──────── Extracted information
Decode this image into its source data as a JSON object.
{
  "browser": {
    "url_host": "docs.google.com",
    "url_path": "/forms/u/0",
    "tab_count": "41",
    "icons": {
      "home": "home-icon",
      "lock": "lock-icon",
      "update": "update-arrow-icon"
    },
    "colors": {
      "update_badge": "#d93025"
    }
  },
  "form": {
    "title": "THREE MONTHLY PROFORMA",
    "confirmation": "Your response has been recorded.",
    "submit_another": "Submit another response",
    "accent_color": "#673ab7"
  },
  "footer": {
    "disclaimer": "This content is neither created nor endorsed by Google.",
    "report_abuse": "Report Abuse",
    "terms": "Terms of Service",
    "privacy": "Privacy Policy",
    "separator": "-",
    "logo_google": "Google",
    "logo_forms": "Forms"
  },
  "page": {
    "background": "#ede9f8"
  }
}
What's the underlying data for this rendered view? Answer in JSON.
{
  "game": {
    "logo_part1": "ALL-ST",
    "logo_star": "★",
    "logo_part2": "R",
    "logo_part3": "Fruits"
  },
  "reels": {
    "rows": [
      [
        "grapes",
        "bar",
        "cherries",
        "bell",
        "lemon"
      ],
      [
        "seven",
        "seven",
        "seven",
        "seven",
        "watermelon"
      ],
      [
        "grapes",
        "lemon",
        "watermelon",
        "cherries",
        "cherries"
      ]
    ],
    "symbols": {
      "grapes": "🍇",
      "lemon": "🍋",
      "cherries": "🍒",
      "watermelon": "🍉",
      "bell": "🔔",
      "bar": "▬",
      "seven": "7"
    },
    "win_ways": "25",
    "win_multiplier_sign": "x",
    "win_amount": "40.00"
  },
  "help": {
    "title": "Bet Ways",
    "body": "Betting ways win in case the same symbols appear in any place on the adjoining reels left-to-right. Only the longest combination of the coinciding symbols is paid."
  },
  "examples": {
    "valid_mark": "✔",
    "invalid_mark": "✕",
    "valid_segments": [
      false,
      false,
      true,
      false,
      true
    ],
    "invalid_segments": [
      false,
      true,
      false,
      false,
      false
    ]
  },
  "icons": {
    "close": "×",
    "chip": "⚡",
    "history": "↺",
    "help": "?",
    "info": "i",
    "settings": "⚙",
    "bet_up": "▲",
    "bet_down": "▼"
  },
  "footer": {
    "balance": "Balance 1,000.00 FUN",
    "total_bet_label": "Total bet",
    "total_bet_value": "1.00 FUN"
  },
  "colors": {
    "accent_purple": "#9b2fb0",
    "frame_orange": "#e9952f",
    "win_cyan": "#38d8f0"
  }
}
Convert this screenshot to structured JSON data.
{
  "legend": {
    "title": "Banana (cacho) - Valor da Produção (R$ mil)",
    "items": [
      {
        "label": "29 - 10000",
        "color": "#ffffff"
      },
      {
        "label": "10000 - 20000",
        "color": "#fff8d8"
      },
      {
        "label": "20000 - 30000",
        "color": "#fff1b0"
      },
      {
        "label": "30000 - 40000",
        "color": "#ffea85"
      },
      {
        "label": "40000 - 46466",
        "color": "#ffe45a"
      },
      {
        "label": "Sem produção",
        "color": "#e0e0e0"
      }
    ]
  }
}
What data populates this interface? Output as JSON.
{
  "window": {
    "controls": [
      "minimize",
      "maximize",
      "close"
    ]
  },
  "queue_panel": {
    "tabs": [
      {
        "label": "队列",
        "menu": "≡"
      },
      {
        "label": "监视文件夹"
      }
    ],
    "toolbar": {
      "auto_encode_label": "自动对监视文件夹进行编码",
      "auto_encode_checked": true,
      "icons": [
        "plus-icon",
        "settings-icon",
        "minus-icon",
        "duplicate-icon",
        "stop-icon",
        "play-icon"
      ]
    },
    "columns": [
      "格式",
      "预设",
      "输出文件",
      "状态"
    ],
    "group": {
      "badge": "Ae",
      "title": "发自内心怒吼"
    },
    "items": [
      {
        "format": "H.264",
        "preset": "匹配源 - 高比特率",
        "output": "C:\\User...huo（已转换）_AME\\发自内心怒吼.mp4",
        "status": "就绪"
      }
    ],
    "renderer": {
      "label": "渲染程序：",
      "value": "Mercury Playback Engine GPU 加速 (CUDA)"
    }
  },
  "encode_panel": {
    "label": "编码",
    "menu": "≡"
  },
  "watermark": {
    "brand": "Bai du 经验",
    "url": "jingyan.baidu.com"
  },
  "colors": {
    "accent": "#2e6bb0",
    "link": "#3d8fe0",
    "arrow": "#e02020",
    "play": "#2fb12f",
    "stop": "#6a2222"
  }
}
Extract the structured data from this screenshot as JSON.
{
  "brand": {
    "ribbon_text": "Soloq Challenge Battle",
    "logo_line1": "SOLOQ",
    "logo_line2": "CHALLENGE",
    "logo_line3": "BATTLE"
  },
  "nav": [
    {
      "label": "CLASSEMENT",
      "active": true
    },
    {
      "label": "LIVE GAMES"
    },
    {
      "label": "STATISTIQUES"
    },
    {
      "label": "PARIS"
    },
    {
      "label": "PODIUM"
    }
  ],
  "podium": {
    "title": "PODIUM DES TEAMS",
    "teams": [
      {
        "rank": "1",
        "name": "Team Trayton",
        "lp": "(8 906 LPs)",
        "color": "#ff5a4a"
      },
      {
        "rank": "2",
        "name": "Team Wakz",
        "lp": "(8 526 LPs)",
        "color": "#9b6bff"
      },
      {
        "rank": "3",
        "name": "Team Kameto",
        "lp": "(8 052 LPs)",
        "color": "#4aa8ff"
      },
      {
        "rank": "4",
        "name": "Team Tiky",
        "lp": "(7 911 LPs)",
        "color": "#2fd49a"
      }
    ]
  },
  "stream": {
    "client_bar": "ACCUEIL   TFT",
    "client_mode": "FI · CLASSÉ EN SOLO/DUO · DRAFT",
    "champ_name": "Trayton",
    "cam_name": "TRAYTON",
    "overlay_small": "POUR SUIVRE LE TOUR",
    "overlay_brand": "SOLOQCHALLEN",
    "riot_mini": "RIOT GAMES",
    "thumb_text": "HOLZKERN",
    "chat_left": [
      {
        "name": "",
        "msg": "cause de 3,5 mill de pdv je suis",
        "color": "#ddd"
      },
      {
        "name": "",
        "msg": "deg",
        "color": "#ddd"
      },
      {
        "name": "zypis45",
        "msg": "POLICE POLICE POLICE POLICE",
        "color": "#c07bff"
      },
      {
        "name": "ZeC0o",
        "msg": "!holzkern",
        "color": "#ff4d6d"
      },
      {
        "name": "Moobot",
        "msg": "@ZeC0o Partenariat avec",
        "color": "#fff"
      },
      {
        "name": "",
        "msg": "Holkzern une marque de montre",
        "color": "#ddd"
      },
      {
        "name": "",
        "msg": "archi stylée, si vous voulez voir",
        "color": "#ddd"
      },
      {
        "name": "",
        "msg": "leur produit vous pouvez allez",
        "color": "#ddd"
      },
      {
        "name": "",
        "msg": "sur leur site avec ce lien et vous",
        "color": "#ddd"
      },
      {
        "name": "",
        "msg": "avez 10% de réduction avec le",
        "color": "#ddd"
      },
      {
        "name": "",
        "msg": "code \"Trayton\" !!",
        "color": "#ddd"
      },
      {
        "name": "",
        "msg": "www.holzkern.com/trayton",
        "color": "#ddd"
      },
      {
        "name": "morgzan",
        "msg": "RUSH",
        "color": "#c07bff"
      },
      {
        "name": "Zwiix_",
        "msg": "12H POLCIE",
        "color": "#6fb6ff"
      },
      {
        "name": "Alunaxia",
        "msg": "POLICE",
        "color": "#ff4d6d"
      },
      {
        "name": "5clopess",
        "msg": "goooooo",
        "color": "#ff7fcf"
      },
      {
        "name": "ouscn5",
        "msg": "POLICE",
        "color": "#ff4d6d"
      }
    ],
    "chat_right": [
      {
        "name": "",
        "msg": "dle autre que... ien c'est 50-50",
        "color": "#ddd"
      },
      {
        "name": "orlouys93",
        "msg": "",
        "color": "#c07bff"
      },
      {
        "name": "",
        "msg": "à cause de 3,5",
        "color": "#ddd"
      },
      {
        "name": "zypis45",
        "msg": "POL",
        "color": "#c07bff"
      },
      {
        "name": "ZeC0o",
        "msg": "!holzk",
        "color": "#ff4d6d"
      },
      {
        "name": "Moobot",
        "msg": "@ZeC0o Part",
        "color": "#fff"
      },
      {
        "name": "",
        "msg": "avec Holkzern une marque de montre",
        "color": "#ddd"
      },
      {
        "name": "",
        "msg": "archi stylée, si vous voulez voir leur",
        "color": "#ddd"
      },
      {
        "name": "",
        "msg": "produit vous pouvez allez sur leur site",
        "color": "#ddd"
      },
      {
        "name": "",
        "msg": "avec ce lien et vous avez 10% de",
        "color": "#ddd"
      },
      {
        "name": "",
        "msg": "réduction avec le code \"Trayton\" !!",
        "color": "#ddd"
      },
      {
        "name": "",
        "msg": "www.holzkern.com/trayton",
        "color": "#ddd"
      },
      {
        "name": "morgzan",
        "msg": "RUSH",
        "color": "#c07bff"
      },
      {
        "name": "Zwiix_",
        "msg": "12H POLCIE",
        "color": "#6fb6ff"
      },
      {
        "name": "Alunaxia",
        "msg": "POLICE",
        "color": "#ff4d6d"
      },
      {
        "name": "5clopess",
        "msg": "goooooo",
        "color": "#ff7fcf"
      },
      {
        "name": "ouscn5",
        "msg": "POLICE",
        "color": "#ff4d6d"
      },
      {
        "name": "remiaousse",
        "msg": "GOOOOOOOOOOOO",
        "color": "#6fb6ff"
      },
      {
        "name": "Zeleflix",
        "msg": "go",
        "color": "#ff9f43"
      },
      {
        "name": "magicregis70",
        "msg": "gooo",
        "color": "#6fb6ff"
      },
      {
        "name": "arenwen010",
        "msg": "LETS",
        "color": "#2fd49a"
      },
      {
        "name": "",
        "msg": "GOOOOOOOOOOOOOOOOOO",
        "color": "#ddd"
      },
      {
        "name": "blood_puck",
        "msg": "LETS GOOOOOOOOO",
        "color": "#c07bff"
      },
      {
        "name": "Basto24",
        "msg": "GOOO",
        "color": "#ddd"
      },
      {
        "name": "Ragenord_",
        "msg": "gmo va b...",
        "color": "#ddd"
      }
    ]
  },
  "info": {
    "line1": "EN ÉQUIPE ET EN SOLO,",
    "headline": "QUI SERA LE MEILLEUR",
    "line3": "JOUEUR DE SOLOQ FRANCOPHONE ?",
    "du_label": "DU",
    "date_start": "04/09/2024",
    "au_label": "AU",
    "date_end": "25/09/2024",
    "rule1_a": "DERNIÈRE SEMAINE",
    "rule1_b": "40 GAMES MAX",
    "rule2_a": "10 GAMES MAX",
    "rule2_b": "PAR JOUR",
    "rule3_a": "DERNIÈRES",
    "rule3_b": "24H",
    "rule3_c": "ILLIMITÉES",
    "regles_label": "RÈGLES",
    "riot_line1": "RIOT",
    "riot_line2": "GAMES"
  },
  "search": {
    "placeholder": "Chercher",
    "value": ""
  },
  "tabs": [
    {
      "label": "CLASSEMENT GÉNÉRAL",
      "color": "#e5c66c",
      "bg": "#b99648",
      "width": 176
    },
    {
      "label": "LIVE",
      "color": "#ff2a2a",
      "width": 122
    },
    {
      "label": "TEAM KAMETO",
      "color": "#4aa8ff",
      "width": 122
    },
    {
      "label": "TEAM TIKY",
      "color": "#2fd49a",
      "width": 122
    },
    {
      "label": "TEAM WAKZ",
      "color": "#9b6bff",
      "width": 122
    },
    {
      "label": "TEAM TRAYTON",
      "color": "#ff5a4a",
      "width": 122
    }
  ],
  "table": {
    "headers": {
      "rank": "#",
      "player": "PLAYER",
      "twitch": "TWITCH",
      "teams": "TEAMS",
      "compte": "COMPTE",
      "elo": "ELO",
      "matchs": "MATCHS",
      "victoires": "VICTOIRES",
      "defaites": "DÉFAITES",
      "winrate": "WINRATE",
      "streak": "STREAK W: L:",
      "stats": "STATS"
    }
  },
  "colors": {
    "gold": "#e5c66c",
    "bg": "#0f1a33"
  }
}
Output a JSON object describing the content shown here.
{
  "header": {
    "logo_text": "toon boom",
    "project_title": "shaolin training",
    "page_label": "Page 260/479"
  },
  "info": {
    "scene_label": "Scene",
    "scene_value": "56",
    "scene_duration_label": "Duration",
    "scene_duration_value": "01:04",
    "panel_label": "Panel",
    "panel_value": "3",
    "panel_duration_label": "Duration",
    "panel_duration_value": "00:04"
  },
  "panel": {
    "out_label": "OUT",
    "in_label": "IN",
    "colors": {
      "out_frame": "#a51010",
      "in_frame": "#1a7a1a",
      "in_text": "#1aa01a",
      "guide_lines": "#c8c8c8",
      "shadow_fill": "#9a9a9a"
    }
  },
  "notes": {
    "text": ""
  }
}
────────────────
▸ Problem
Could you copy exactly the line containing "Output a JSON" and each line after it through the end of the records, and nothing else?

▸ Task response
Output a JSON object describing the content shown here.
{
  "header": {
    "logo_text": "toon boom",
    "project_title": "shaolin training",
    "page_label": "Page 260/479"
  },
  "info": {
    "scene_label": "Scene",
    "scene_value": "56",
    "scene_duration_label": "Duration",
    "scene_duration_value": "01:04",
    "panel_label": "Panel",
    "panel_value": "3",
    "panel_duration_label": "Duration",
    "panel_duration_value": "00:04"
  },
  "panel": {
    "out_label": "OUT",
    "in_label": "IN",
    "colors": {
      "out_frame": "#a51010",
      "in_frame": "#1a7a1a",
      "in_text": "#1aa01a",
      "guide_lines": "#c8c8c8",
      "shadow_fill": "#9a9a9a"
    }
  },
  "notes": {
    "text": ""
  }
}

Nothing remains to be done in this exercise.